How many lines in these records include the string "Output"? Reply with that number alone.

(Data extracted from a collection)

§

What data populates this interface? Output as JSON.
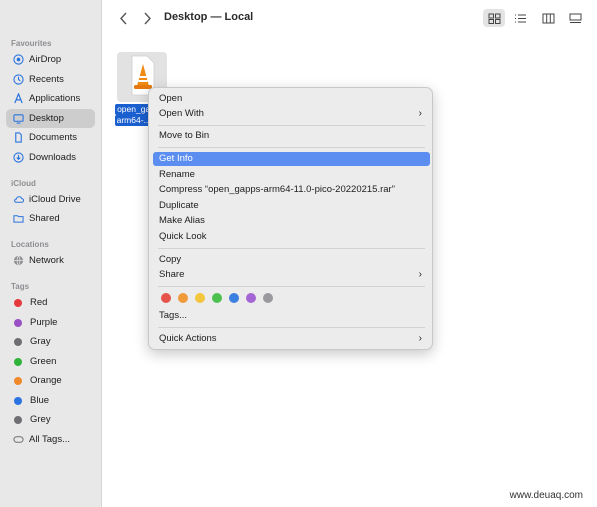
{
  "window": {
    "title": "Desktop — Local"
  },
  "sidebar": {
    "favourites_heading": "Favourites",
    "favourites": [
      {
        "label": "AirDrop",
        "icon": "airdrop-icon"
      },
      {
        "label": "Recents",
        "icon": "clock-icon"
      },
      {
        "label": "Applications",
        "icon": "applications-icon"
      },
      {
        "label": "Desktop",
        "icon": "desktop-icon",
        "selected": true
      },
      {
        "label": "Documents",
        "icon": "document-icon"
      },
      {
        "label": "Downloads",
        "icon": "download-icon"
      }
    ],
    "icloud_heading": "iCloud",
    "icloud": [
      {
        "label": "iCloud Drive",
        "icon": "cloud-icon"
      },
      {
        "label": "Shared",
        "icon": "shared-folder-icon"
      }
    ],
    "locations_heading": "Locations",
    "locations": [
      {
        "label": "Network",
        "icon": "globe-icon"
      }
    ],
    "tags_heading": "Tags",
    "tags": [
      {
        "label": "Red",
        "color": "#e5393b"
      },
      {
        "label": "Purple",
        "color": "#9b4fc4"
      },
      {
        "label": "Gray",
        "color": "#6e6e73"
      },
      {
        "label": "Green",
        "color": "#2fb33a"
      },
      {
        "label": "Orange",
        "color": "#f0892b"
      },
      {
        "label": "Blue",
        "color": "#2a73e0"
      },
      {
        "label": "Grey",
        "color": "#6e6e73"
      },
      {
        "label": "All Tags...",
        "icon": "tag-outline-icon"
      }
    ]
  },
  "file": {
    "name_line1": "open_gap",
    "name_line2": "arm64-...0"
  },
  "context_menu": {
    "open": "Open",
    "open_with": "Open With",
    "move_to_bin": "Move to Bin",
    "get_info": "Get Info",
    "rename": "Rename",
    "compress": "Compress “open_gapps-arm64-11.0-pico-20220215.rar”",
    "duplicate": "Duplicate",
    "make_alias": "Make Alias",
    "quick_look": "Quick Look",
    "copy": "Copy",
    "share": "Share",
    "tag_colors": [
      "#e5534b",
      "#f09a3a",
      "#f3c63b",
      "#4cc14f",
      "#3b7fe0",
      "#a466d4",
      "#9a9a9e"
    ],
    "tags": "Tags...",
    "quick_actions": "Quick Actions",
    "highlight_color": "#5b8ef0"
  },
  "watermark": "www.deuaq.com"
}
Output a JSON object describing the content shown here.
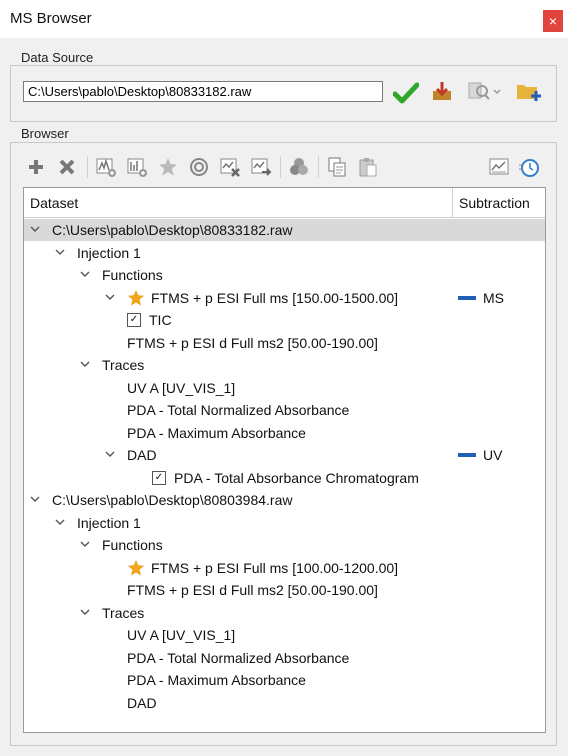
{
  "window": {
    "title": "MS Browser",
    "close_glyph": "×"
  },
  "data_source": {
    "label": "Data Source",
    "path_value": "C:\\Users\\pablo\\Desktop\\80833182.raw",
    "icons": [
      "confirm-check-icon",
      "download-icon",
      "search-options-icon",
      "open-folder-add-icon"
    ]
  },
  "browser": {
    "label": "Browser",
    "toolbar_icons": [
      "add-icon",
      "remove-icon",
      "add-spectrum-icon",
      "add-chromatogram-icon",
      "favorite-star-icon",
      "target-icon",
      "remove-trace-icon",
      "export-trace-icon",
      "color-blend-icon",
      "copy-icon",
      "paste-icon",
      "chart-settings-icon",
      "timer-icon"
    ],
    "columns": {
      "dataset": "Dataset",
      "subtraction": "Subtraction"
    },
    "rows": [
      {
        "level": 0,
        "expanded": true,
        "text": "C:\\Users\\pablo\\Desktop\\80833182.raw",
        "selected": true
      },
      {
        "level": 1,
        "expanded": true,
        "text": "Injection 1"
      },
      {
        "level": 2,
        "expanded": true,
        "text": "Functions"
      },
      {
        "level": 3,
        "expanded": true,
        "star": true,
        "text": "FTMS + p ESI Full ms [150.00-1500.00]",
        "sub": "MS"
      },
      {
        "level": 4,
        "check": true,
        "text": "TIC"
      },
      {
        "level": 4,
        "text": "FTMS + p ESI d Full ms2 [50.00-190.00]"
      },
      {
        "level": 2,
        "expanded": true,
        "text": "Traces"
      },
      {
        "level": 4,
        "text": "UV A [UV_VIS_1]"
      },
      {
        "level": 4,
        "text": "PDA - Total Normalized Absorbance"
      },
      {
        "level": 4,
        "text": "PDA - Maximum Absorbance"
      },
      {
        "level": 3,
        "expanded": true,
        "text": "DAD",
        "sub": "UV"
      },
      {
        "level": 5,
        "check": true,
        "text": "PDA - Total Absorbance Chromatogram"
      },
      {
        "level": 0,
        "expanded": true,
        "text": "C:\\Users\\pablo\\Desktop\\80803984.raw"
      },
      {
        "level": 1,
        "expanded": true,
        "text": "Injection 1"
      },
      {
        "level": 2,
        "expanded": true,
        "text": "Functions"
      },
      {
        "level": 4,
        "star": true,
        "text": "FTMS + p ESI Full ms [100.00-1200.00]"
      },
      {
        "level": 4,
        "text": "FTMS + p ESI d Full ms2 [50.00-190.00]"
      },
      {
        "level": 2,
        "expanded": true,
        "text": "Traces"
      },
      {
        "level": 4,
        "text": "UV A [UV_VIS_1]"
      },
      {
        "level": 4,
        "text": "PDA - Total Normalized Absorbance"
      },
      {
        "level": 4,
        "text": "PDA - Maximum Absorbance"
      },
      {
        "level": 4,
        "text": "DAD"
      }
    ]
  },
  "colors": {
    "accent_blue": "#1f5fb5",
    "star": "#f2a51a",
    "check_green": "#2fa829",
    "close_red": "#e0443c"
  }
}
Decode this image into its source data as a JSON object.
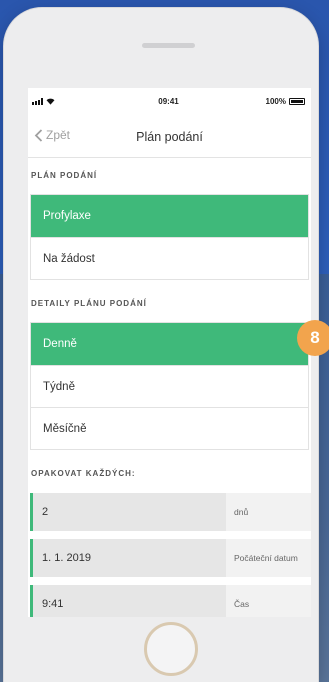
{
  "status_bar": {
    "time": "09:41",
    "battery": "100%"
  },
  "nav": {
    "back_label": "Zpět",
    "title": "Plán podání"
  },
  "plan_section": {
    "header": "PLÁN PODÁNÍ",
    "options": [
      {
        "label": "Profylaxe",
        "selected": true
      },
      {
        "label": "Na žádost",
        "selected": false
      }
    ]
  },
  "details_section": {
    "header": "DETAILY PLÁNU PODÁNÍ",
    "options": [
      {
        "label": "Denně",
        "selected": true
      },
      {
        "label": "Týdně",
        "selected": false
      },
      {
        "label": "Měsíčně",
        "selected": false
      }
    ]
  },
  "repeat_section": {
    "header": "OPAKOVAT KAŽDÝCH:",
    "fields": [
      {
        "value": "2",
        "label": "dnů"
      },
      {
        "value": "1. 1. 2019",
        "label": "Počáteční datum"
      },
      {
        "value": "9:41",
        "label": "Čas"
      }
    ]
  },
  "step_badge": "8",
  "colors": {
    "accent": "#3fb97a",
    "badge": "#f2a44d",
    "background": "#2d5fbb"
  }
}
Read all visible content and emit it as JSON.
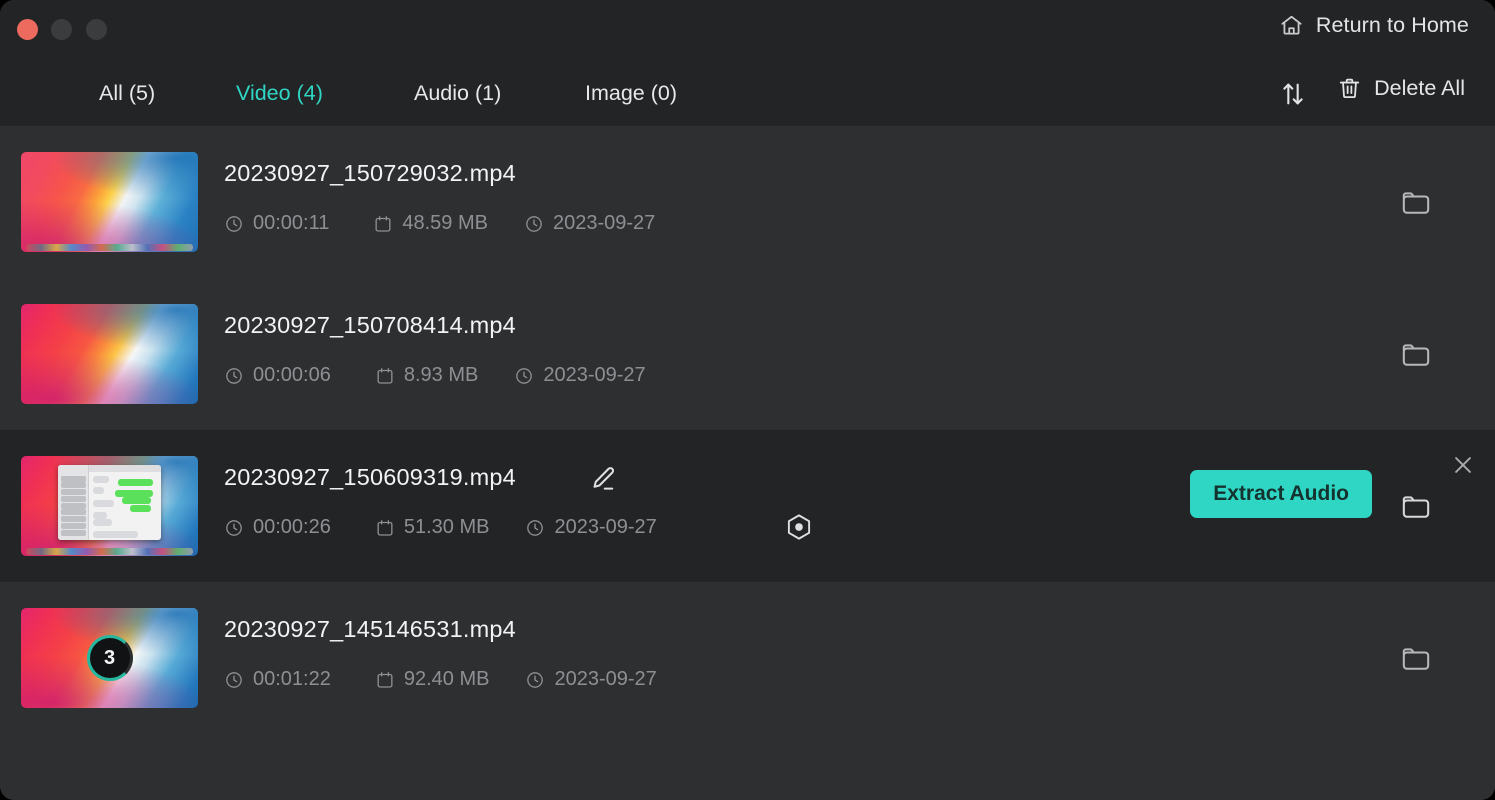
{
  "window": {
    "traffic_lights": [
      "close",
      "minimize",
      "zoom"
    ],
    "accent_color": "#2fd6c4",
    "header_bg": "#232426",
    "list_bg": "#2e2f31"
  },
  "titlebar": {
    "home_icon": "home-icon",
    "home_label": "Return to Home"
  },
  "toolbar": {
    "tabs": [
      {
        "label": "All (5)",
        "active": false
      },
      {
        "label": "Video (4)",
        "active": true
      },
      {
        "label": "Audio (1)",
        "active": false
      },
      {
        "label": "Image (0)",
        "active": false
      }
    ],
    "sort_icon": "sort-arrows-icon",
    "delete_icon": "trash-icon",
    "delete_label": "Delete All"
  },
  "files": [
    {
      "name": "20230927_150729032.mp4",
      "duration": "00:00:11",
      "size": "48.59 MB",
      "date": "2023-09-27",
      "thumbnail": "macos-desktop-wallpaper",
      "hovered": false
    },
    {
      "name": "20230927_150708414.mp4",
      "duration": "00:00:06",
      "size": "8.93 MB",
      "date": "2023-09-27",
      "thumbnail": "macos-wallpaper-plain",
      "hovered": false
    },
    {
      "name": "20230927_150609319.mp4",
      "duration": "00:00:26",
      "size": "51.30 MB",
      "date": "2023-09-27",
      "thumbnail": "macos-messages-window",
      "hovered": true,
      "extract_label": "Extract Audio"
    },
    {
      "name": "20230927_145146531.mp4",
      "duration": "00:01:22",
      "size": "92.40 MB",
      "date": "2023-09-27",
      "thumbnail": "countdown-overlay",
      "countdown": "3",
      "hovered": false
    }
  ],
  "icons": {
    "duration": "clock-icon",
    "size": "calendar-icon",
    "date": "clock-icon",
    "edit": "pencil-edit-icon",
    "config": "hex-settings-icon",
    "folder": "folder-icon",
    "close": "close-icon"
  }
}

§

» **Answer for the task**: 2